I was there just the other day, as normal getting off the bus just into Prestonpans and walking back towards Prestongrange along the coast. It was a gorgeous afternoon, in the midst of a heatwave, and I relished being right by the Forth and looking across to Fife, the sea quite calm and just enough clouds across the sky to make it not absolutely roasting. I ended up sitting on a rock for about half an hour, doing some sunbathing and practising mindfulness. I closed my eyes and tried to focus on each element of the sounds around me in turn, from the waves to the wind to the cars on the coast road nearby. I tend to have a lot of mental chatter and just being able to focus on one thing and let my brain quieten down was utterly brilliant, even just for a bit.

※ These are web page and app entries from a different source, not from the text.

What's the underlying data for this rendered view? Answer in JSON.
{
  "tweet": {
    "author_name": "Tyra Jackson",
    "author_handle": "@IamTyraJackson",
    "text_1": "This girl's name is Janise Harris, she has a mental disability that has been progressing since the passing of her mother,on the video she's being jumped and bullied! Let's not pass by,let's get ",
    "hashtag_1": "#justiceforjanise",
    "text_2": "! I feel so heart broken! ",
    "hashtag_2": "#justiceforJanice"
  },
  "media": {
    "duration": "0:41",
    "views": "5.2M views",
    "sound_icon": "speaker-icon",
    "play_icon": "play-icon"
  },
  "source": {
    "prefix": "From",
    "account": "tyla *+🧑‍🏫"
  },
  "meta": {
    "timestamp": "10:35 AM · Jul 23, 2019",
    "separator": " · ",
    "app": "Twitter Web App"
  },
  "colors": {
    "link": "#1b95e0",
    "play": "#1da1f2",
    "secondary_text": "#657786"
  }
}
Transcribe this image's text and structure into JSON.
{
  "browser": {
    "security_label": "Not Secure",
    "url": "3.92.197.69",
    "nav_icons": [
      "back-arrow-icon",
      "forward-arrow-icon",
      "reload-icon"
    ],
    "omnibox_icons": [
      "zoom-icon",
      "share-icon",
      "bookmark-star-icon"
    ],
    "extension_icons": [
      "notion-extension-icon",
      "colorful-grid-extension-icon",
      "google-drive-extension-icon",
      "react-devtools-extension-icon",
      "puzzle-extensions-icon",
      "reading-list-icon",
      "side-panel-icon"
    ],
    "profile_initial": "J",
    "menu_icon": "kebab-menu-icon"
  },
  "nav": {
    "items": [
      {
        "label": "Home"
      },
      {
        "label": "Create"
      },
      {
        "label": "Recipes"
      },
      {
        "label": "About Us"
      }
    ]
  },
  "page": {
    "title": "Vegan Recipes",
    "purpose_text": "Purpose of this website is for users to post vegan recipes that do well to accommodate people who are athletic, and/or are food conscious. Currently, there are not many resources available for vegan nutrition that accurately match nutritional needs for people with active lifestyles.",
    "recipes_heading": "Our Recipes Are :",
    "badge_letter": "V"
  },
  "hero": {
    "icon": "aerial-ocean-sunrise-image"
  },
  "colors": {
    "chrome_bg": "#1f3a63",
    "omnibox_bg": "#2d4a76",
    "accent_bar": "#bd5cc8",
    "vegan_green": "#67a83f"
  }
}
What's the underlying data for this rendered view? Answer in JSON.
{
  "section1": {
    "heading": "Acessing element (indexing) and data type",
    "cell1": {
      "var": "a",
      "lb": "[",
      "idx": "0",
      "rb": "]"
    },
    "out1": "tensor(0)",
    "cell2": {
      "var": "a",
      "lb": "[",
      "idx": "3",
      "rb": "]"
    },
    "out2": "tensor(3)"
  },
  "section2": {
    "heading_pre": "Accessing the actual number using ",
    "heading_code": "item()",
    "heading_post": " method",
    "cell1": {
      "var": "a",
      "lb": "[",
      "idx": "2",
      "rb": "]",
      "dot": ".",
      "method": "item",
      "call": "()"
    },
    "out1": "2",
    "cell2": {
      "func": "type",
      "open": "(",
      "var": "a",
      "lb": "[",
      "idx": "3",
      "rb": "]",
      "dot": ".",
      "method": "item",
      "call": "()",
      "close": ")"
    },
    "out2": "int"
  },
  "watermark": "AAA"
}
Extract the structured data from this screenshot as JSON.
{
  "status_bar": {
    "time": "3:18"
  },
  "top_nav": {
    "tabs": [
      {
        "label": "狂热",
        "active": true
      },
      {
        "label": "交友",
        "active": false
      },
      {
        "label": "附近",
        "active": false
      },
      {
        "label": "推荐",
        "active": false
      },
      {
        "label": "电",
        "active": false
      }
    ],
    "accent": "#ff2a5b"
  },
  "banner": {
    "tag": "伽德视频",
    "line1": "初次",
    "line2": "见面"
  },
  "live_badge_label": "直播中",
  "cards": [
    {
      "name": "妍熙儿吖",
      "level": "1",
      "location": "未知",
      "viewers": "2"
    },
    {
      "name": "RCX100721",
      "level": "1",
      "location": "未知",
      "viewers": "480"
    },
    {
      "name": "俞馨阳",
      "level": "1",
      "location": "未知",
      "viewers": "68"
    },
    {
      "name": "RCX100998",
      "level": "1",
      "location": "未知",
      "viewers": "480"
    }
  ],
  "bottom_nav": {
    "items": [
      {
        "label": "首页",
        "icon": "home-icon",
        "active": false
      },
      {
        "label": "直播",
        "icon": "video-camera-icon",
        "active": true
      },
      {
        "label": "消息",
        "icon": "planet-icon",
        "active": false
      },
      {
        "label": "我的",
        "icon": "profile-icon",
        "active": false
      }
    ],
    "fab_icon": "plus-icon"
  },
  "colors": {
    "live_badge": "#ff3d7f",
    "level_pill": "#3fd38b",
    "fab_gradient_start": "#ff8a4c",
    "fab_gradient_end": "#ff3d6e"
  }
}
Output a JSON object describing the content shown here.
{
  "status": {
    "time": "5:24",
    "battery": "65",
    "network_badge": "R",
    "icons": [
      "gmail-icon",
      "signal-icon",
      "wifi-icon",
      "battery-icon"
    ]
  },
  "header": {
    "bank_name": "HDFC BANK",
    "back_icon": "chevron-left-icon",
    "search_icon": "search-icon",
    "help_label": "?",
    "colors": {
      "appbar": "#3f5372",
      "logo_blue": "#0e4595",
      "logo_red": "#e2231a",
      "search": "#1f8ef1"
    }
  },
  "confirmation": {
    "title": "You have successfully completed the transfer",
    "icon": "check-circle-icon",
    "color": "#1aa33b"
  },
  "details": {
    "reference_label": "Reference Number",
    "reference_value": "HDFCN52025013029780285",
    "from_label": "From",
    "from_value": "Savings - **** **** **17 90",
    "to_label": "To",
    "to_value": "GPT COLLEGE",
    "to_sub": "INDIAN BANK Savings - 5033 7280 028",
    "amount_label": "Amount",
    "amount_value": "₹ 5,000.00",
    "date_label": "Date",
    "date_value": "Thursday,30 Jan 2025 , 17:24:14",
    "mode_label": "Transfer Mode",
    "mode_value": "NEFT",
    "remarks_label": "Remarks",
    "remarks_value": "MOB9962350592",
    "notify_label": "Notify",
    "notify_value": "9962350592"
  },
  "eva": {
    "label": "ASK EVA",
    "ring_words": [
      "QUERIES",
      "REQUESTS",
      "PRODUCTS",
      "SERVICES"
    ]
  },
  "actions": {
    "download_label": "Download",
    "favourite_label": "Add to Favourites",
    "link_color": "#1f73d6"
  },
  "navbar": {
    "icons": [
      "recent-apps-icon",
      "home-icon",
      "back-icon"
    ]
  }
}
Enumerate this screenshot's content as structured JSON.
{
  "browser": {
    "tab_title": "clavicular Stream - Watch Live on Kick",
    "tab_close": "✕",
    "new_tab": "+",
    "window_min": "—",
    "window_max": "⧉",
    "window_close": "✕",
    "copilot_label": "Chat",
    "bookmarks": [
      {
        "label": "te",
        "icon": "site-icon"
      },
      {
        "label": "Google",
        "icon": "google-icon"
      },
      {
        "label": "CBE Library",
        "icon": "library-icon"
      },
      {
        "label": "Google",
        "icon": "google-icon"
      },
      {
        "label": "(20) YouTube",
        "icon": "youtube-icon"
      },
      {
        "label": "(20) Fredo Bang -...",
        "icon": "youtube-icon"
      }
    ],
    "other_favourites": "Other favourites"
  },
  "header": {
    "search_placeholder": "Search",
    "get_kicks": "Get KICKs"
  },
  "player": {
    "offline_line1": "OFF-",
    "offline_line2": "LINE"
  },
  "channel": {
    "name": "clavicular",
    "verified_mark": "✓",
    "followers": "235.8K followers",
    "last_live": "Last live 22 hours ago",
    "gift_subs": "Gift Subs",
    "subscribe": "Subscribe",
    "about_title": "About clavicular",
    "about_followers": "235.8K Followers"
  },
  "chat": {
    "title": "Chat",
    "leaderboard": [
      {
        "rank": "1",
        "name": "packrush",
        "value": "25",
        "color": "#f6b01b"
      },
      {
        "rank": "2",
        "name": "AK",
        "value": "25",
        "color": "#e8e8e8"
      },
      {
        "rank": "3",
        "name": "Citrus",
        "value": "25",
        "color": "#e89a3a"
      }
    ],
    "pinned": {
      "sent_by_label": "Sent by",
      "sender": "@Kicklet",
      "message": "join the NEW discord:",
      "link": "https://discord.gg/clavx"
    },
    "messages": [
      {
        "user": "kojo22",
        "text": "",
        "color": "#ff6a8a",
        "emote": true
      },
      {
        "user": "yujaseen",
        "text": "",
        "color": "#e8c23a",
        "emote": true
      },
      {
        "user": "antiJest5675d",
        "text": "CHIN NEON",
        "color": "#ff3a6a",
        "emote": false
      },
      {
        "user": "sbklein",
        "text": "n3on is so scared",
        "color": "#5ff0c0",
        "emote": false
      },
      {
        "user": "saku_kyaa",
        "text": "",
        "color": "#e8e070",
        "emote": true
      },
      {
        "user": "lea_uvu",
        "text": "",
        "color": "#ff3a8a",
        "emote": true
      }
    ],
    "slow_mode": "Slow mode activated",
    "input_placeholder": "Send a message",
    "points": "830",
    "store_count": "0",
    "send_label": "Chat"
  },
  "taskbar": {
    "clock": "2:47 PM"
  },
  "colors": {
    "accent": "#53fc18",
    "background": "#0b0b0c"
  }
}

After I walked around Prestongrange, I headed for the bus stop. I’ve stood at that bus stop many times, often for a fair bit of time when ostensibly there should be a bus every ten minutes heading into Edinburgh. There are many worse places to stand, though, with a view across Morrison’s Haven to the Fife coast and towards Seafield, Leith and the Pentland Hills. Similarly there’s a broad view with the top of the bus usually visible over the trees nearer Sammy Burns’s yard. Every time I’m there, I always think back to those days when I stood there on the way home, in the rain and the sunshine, after days of seeing noone as much as event days when hundreds of people passed through.
As I crossed the railway tracks towards the old glassworks, I thought about living in the west of Scotland. I have a deep familiarity and love for Prestongrange. I know a lot about the place, as I do about Dunbar, even Edinburgh. I’ve lived in Glasgow for four years. I have been writing about it for a while now and it is home geographically and in many other senses. But I don’t feel it in my bones and my soul as much as I do the east. It is happening, though. I love the west. There are places here I have come to deeply love – Cathkin Park, Pollok Park, Prestwick Beach, Culzean – but the deep knowledge comes from spending a lot of time in a place. Time is on my side, though, as I don’t plan to leave here any time soon. Being a visitor to Prestongrange, as I now am to Dunbar, means a trip through there is now a treat, something to be savoured and the feeling of being back on solid ground stays with me for a good few days. It starts when I get off the bus at Morrison’s Haven and doesn’t go even when I step back on it and head back into Edinburgh and then for home. The best places you leave behind physically never actually leave you. Even with distance, they stay deep inside, memories returning once we return or when far away and we smile and look in that direction. It was good to be back.